default." Murray v. Carrier. 477 U.S. 478, 496
(1986). Notably, "actual innocence means factual
innocence, not mere legal insufficiency." Bousley v.
United States. 523 U.S. 614, 623 (1998).
arguments in support of his actual innocence claim assert
legal innocence, not factual innocence. Petitioner
alleges that the Commonwealth violated numerous state and
federal laws to prosecute him because the Commonwealth
"wiretapped" or "intercepted" his
communications with the police officer who misrepresented
being a fourteen year old girl. Petitioner's legal
arguments are not sufficient to establish factual innocence
and are not legally persuasive. See, e.g.. 18 U.S.C.
§2511(2)(c) (not criminalizing the interception of
communications for which a party to the conversation consents
to interception); Va. Code §19.2-62(B)(2) (same).
Accordingly, Petitioner fails to establish his "actual
innocence" or that a fundamental miscarriage of justice
occurred. See, e.g., Wolfe v. Johnson, 565
F.3d 140, 160 (4th Cir. 2009).
tolling is available only in "those rare instances where
- due to circumstances external to the party's own
conduct - it would be unconscionable to enforce the
limitation period against the party and gross injustice would
result." Rouse v. Lee, 339 F.3d 238, 246 (4th
Cir. 2003) (en banc) (internal quotation marks omitted)
(citing Harris v. Hutchinson, 209 F.3d 325, 330 (4th
Cir. 2000)). Thus, a petitioner must have "been pursuing
his rights diligently, and .. . some extraordinary
circumstance stood in his way" to prevent timely filing.
Holland v. Florida, 560 U.S. 631, 649-50(2010).
lack of knowledge about legal process or the statutory
deadline for federal habeas relief does not support granting
such extraordinary relief.

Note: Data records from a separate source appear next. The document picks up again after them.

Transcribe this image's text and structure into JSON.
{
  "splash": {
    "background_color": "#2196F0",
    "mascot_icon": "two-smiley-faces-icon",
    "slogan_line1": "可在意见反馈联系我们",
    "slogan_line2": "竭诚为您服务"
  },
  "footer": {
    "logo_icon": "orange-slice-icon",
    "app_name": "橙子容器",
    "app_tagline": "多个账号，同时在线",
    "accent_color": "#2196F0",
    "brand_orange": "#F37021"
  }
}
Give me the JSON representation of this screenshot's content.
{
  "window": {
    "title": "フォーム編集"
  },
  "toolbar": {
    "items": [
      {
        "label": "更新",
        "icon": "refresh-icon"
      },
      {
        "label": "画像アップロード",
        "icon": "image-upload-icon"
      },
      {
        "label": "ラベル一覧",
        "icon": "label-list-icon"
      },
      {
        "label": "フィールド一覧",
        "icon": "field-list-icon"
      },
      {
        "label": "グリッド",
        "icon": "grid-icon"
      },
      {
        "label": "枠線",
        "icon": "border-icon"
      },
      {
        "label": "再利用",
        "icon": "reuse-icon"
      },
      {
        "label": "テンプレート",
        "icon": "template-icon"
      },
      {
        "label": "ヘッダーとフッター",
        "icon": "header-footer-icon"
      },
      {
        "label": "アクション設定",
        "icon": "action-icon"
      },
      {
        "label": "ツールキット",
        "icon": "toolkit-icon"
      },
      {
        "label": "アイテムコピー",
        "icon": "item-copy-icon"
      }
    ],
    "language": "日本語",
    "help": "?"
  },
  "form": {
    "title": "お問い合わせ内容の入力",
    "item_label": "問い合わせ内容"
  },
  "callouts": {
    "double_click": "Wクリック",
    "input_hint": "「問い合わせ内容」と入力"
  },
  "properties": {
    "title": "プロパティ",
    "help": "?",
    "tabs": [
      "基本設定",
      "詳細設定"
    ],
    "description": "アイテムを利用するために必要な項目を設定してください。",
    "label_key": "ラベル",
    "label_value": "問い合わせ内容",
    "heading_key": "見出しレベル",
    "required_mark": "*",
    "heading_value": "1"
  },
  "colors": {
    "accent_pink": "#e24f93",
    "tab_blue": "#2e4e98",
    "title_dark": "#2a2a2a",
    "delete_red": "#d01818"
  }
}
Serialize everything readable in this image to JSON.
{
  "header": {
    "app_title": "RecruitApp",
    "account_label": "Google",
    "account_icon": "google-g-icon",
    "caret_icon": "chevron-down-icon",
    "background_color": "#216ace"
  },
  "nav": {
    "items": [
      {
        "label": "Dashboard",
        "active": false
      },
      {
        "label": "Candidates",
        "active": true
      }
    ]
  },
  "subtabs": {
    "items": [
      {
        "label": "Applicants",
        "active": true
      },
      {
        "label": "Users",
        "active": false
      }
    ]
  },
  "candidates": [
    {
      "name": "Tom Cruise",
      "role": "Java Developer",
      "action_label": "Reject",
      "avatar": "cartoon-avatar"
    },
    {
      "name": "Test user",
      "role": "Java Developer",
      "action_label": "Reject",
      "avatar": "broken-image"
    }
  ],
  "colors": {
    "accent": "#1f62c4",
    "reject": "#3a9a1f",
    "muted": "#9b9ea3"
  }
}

Harris, 209 F.3d at 330.
Furthermore, the court does not find any extraordinary
circumstance in this record that prevented Petitioner from
filing a timely petition. See, e.g.. United
States v. Sosa, 364 F.3d 507, 512 (4th Cir. 2004)
(noting pro se status and ignorance of the law does not
justify equitable tolling); Turner v. Johnson, 177
F.3d 390, 392 (5th Cir. 1999) (noting that unfamiliarity with
the law due to illiteracy or pro se status does not toll
limitations period). Accordingly, ...